Assigned task:
Show each line of the records in which the word "JSON" occurs.

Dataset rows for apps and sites
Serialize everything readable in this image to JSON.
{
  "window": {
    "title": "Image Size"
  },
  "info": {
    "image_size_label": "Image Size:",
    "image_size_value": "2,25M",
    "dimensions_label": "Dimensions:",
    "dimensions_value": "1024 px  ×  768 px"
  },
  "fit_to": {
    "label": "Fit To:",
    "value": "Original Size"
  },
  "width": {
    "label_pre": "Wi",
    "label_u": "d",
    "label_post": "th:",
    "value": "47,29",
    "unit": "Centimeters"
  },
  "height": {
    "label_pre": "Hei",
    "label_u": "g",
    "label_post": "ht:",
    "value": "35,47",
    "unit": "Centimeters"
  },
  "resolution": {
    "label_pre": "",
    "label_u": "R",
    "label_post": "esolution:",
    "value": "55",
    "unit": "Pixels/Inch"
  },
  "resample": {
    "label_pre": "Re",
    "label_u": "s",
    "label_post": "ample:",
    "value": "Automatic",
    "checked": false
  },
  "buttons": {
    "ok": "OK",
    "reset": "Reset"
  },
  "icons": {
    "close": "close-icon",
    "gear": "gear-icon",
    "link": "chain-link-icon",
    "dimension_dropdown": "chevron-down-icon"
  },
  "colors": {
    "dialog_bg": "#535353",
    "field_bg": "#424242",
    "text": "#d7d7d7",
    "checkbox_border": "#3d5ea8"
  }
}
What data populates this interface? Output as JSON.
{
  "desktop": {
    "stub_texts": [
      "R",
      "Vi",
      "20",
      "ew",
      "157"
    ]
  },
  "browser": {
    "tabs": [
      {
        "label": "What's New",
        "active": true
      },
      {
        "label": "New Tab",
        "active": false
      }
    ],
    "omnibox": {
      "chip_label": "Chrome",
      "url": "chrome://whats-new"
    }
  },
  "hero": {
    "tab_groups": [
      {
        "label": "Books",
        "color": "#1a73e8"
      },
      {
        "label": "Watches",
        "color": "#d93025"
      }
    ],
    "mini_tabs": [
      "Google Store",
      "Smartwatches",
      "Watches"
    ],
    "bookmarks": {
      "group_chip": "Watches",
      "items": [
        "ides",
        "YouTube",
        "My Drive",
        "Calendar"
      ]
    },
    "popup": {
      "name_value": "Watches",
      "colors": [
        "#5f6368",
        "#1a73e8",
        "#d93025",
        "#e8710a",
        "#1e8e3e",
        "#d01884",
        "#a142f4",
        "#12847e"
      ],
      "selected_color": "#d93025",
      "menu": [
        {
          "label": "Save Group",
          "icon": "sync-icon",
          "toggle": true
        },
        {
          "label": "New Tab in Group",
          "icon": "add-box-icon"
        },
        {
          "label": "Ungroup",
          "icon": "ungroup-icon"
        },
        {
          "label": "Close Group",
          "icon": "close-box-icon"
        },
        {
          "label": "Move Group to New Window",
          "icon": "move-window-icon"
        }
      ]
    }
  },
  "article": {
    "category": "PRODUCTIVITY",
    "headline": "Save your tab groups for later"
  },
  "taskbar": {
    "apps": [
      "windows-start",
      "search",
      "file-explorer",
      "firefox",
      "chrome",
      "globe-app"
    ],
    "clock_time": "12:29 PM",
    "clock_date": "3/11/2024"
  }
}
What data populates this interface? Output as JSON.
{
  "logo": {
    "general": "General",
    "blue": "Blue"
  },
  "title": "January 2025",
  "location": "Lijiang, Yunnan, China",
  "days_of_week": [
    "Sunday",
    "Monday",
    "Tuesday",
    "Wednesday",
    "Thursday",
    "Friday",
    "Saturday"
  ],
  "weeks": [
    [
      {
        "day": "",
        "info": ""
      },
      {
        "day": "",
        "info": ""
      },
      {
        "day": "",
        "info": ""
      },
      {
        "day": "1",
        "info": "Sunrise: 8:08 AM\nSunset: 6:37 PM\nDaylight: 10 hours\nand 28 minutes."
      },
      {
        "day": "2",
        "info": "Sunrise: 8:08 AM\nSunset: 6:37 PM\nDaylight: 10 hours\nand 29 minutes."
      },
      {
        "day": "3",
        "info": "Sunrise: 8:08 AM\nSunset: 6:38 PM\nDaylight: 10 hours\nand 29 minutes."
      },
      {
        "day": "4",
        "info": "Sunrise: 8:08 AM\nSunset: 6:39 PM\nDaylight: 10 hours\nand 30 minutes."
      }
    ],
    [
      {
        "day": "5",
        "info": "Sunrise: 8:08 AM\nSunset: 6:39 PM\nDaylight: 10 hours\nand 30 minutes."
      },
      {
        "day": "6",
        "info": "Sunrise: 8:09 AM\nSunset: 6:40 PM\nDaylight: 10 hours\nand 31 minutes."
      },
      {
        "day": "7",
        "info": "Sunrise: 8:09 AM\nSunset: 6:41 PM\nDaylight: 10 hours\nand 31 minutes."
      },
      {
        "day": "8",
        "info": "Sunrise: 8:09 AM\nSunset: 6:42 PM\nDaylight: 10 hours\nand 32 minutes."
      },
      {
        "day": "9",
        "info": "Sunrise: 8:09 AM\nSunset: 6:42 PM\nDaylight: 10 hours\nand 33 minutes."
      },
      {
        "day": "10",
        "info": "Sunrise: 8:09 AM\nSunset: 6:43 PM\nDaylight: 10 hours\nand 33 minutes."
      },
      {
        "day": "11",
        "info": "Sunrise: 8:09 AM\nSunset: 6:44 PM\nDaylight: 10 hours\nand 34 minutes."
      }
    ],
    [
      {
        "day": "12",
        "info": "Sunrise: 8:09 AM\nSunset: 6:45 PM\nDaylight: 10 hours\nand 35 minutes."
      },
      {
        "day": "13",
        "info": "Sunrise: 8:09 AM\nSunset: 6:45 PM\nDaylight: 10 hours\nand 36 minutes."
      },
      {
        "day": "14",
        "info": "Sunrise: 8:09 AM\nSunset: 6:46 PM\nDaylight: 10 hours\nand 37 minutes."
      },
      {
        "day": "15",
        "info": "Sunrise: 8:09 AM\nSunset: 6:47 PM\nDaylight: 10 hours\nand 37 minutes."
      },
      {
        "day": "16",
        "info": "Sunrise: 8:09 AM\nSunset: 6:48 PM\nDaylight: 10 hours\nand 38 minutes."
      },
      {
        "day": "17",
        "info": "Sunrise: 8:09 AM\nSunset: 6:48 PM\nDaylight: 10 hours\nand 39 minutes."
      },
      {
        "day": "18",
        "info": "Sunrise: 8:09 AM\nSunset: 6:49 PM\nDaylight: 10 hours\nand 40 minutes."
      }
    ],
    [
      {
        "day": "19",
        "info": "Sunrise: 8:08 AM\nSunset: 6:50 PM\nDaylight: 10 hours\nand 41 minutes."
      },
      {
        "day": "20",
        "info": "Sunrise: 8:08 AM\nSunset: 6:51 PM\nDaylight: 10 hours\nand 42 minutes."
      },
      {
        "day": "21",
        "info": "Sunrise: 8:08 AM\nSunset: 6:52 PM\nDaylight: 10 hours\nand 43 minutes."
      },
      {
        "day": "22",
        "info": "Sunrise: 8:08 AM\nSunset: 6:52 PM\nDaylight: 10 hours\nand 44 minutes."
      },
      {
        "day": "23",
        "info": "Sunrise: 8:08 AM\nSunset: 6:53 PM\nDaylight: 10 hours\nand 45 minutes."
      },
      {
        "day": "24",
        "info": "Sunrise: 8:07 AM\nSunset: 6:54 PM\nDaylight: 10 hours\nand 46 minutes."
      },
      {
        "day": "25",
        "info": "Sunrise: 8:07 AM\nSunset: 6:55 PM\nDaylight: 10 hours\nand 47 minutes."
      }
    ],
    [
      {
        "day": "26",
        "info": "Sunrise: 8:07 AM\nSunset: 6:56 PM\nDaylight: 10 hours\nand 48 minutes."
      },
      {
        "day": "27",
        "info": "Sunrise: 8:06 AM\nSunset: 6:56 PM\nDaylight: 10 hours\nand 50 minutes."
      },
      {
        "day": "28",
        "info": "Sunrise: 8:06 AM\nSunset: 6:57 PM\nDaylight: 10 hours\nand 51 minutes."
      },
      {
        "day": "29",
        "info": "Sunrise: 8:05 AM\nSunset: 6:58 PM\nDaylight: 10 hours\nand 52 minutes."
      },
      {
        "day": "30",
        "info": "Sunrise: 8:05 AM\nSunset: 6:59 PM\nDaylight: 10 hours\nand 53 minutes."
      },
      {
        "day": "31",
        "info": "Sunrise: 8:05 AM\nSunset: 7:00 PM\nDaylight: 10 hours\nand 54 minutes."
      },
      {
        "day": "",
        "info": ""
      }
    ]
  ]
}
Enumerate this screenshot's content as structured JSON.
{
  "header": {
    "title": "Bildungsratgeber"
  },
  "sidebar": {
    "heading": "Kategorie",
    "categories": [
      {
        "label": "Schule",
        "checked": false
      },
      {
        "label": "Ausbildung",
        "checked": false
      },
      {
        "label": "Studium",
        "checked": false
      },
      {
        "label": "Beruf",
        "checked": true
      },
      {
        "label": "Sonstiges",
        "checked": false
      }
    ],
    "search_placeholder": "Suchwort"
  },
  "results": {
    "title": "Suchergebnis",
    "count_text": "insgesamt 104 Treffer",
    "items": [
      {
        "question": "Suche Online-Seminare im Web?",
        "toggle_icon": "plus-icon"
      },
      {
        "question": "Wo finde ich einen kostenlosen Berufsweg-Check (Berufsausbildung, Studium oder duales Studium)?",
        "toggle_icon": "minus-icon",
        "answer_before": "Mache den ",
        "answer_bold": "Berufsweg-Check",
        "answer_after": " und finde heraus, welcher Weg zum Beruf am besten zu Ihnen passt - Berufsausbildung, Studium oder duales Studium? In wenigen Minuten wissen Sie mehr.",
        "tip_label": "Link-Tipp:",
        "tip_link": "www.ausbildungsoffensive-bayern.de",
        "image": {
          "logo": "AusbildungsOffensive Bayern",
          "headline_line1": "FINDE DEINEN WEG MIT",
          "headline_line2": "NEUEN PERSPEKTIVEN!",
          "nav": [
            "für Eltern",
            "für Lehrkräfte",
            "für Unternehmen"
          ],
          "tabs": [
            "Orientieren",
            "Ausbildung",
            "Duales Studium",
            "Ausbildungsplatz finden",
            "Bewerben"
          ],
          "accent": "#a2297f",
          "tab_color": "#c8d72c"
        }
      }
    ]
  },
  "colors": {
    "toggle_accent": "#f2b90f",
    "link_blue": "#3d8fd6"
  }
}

Answer space:
Serialize everything readable in this image to JSON.
What data populates this interface? Output as JSON.
What data populates this interface? Output as JSON.
Enumerate this screenshot's content as structured JSON.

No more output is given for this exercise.